» **EXERCISE OBJECTIVE**
The answer must consist of every line from the data that holds the string "username".

★ ★ ★ ★ ★ ★ ★

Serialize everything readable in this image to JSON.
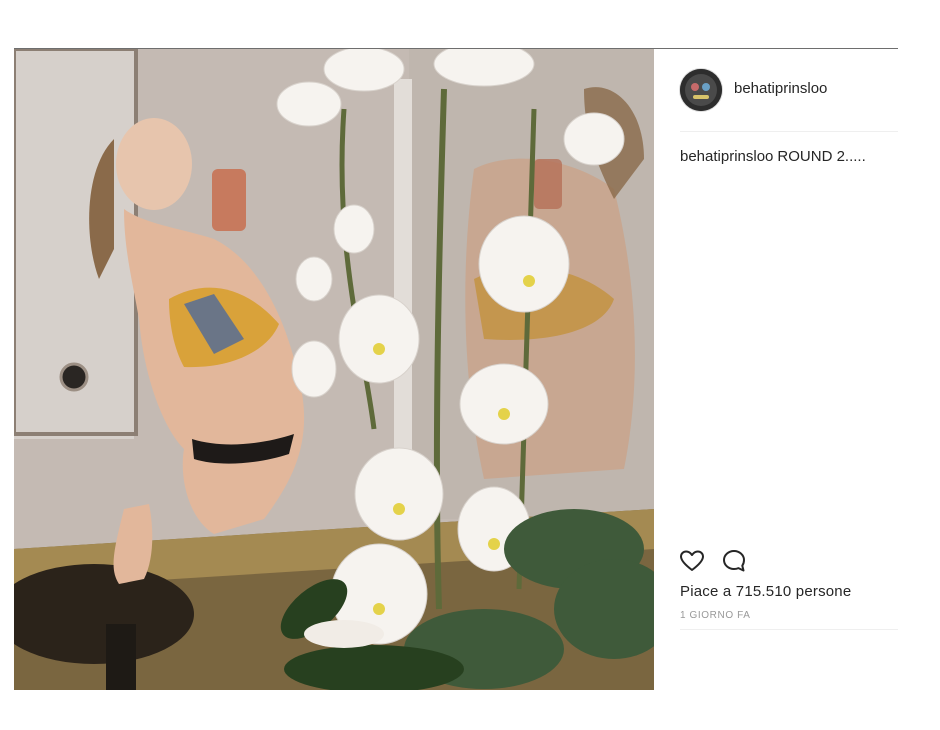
{
  "post": {
    "username": "behatiprinsloo",
    "caption": {
      "username": "behatiprinsloo",
      "text": "ROUND 2....."
    },
    "likes_text": "Piace a 715.510 persone",
    "time_text": "1 GIORNO FA",
    "icons": {
      "like": "heart-outline-icon",
      "comment": "comment-bubble-icon"
    },
    "colors": {
      "text": "#262626",
      "muted": "#999999",
      "divider": "#efefef"
    }
  }
}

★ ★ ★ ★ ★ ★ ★

» **SOLUTION TO THIS TASK**
    "username": "behatiprinsloo",
      "username": "behatiprinsloo",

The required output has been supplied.